The sedan, VW's foray into the luxury segment, was first introduced in Europe with a short wheelbase and V-6 in 2002, and a larger version, with a V-8 engine, was engineered for its North American debut a year later. (See related story: VW Phaeton's Road to North America)

It has sold a fraction of its forecast on both sides of the ocean.

In the U.S., optimistic original sales forecasts called for 4,000-5,000 units annually of the 15,000-20,000 global sales. VW sold 1,939 Phaetons in the U.S. in 2004. Through August, only 559 sales have been made and fewer than 1,000 will have been delivered in 2005, says Len Hunt, executive vice president-Volkswagen of America Inc. until Oct. 1 when he assumes a new position with Bentley Motors Ltd.

VW Phaeton

And while observers have all but killed the Phaeton from VW's future product lineup, Pischetsrieder says it will not go away.

Its successor, while still years out, will continue the tradition of a high-quality interior in a true driver's car. “That kind of positioning will not change.”

Wolfgang Bernhard, chairman of the VW brand group, also confirms a successor for the Phaeton. It is too early to think about design changes, nor is it a priority given the current challenges facing the brand, he says.

The expectation is future styling needs to be more distinctive.

Bernhard says only that the next-generation Phaeton will be shaped “in a way so that it fits nicely into the product plan.”

Under discussion is whether two versions are necessary, Pischetsrieder tells Ward's. If the lineup is pared to one size fits all, it will be the longer, more powerful North American entry that will continue.

That leaves more room for a vehicle positioned between the Passat and the Phaeton, an idea Pischetsrieder has not abandoned.

Two years ago, the vehicle envisioned to fill this white space was known as C1, the child of an alliance between Audi AG and Maserati SpA that was to yield a vehicle from the Maserati Quattroporte platform. (See related story: Maserati, Audi Join Forces)

The alliance fell apart and the C1 project was scrapped, Pischetsrieder says. (See related story: VW's C1 Not a Sedan)

But the objective, to close the price gap, is alive in a new project known as the CC. Pischetsrieder does not elaborate, except to say the CC, like the C1, will not be a traditional sedan and will not compete with the Audi A6.

A 4-door coupe is an option, he says. Presumably a coupe/convertible also is under consideration.

Hunt says it also has not been decided which comes first, the CC or the next-generation Phaeton.

Meanwhile, slow Phaeton sales are not the fault of the product nor is it a U.S.-market problem, Pischetsrieder says. He lays blame at the feet of VW and its inability to meet the expectations of the new customers the luxury vehicle attracted.
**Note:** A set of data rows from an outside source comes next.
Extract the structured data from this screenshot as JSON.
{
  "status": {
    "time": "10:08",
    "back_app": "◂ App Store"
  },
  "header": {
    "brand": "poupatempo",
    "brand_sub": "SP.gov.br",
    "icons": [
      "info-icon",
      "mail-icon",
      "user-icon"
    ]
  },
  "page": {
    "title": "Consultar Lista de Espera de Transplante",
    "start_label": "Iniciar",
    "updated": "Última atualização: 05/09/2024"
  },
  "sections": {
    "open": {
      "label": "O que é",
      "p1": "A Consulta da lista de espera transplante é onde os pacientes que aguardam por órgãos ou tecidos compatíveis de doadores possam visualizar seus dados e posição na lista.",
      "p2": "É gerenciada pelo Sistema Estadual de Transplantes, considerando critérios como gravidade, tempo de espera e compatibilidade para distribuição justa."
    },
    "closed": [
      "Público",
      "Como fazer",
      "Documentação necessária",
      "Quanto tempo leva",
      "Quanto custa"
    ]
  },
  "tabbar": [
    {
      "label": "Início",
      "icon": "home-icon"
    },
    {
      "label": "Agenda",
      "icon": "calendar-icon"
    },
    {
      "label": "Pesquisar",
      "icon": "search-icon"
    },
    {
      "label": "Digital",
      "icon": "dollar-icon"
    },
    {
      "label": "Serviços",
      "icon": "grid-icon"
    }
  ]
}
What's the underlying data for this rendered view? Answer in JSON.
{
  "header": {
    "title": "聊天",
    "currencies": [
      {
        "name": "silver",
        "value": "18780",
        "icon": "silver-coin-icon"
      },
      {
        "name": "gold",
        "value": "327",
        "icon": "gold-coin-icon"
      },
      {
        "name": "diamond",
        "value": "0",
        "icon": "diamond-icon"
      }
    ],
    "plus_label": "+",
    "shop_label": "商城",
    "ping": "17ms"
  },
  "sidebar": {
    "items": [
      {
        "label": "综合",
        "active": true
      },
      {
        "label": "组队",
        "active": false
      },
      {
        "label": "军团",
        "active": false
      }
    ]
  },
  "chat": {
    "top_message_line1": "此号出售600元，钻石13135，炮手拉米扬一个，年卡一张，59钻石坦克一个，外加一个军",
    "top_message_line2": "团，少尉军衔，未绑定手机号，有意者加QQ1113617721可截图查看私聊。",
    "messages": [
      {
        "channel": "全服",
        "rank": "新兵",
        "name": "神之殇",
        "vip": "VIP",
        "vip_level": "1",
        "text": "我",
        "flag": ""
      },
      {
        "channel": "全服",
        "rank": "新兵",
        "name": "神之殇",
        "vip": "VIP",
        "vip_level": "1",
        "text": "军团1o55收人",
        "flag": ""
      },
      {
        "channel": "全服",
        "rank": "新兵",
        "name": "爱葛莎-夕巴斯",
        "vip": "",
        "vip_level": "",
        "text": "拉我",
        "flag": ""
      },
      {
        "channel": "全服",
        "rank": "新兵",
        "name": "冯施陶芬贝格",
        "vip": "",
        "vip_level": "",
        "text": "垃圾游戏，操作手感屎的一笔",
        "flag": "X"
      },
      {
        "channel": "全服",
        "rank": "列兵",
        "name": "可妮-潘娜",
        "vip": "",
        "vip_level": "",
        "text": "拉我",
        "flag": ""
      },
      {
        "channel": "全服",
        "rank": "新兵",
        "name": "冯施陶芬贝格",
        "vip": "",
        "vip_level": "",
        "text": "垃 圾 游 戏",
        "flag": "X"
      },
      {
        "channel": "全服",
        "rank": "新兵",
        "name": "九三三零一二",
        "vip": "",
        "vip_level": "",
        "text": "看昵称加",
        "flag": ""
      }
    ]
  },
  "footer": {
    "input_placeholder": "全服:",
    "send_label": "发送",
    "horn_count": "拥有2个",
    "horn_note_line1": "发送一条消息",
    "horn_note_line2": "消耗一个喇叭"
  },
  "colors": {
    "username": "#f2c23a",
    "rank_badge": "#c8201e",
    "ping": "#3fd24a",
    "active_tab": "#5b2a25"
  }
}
“It is certainly not a product issue, because the customer satisfaction with the Phaeton in the segment in Europe is higher than any competitor,” he says.

Bernhard says customers were asked whether the Phaeton supports the brand or hurts it. They answered that it imbues status on the lineup. When the new Passat was introduced in Europe, “some people said it looks and drives like a mini Phaeton,” Bernhard says.

Hunt says the Phaeton also showcases VW's technical prowess, creating the expectation some of the technology will trickle down into other models.

“The answer is very clear,” Bernhard says. “It supports the brand. However, it's a hell of a job to sell those vehicles in high numbers.”

He notes, however, that the Phaeton sold better in its first year than the Audi A8.

Hunt, who led Audi of America Inc. prior to his VW post, says it took three or four generations for the A8 to come into its own.

In the interim, VW is using some of the excess capacity at the Dresden plant that does final assembly of the Phaeton by adding production of the Bentley Continental GT Flying Spur (or Silver Spur as the European version is known). (See related story: Bentley Fighting to Handle Demand)

While a Bentley executive said the move largely is to fill the pipeline to launch the Flying Spur, Pischetsrieder says it is not temporary – nor would it be worthwhile for only a few months.

With the Crewe, U.K., plant at capacity with demand for the Continental GT, and the addition of the Azure flagship convertible in spring 2006, Dresden is a long-term solution even though it lacks a body or paint shop.

Pischetsrieder says the Dresden plant is not going away any more than the Phaeton is. The plant will continue to finish painted bodies for the Phaeton, as well as receive Flying Spur subassemblies (engines and interiors for left-hand-drive sedans) from Crewe for completion.

He points out the Crewe plant also relies on the arrival of subassemblies. “The overall cost of assembling the car in Dresden matches the costs in Crewe.”

“Today the position is that U.S. and British versions (of the Flying Spur) will be produced in Crewe,” Pischetsrieder says, while copies for Europe and other markets will be produced in Dresden.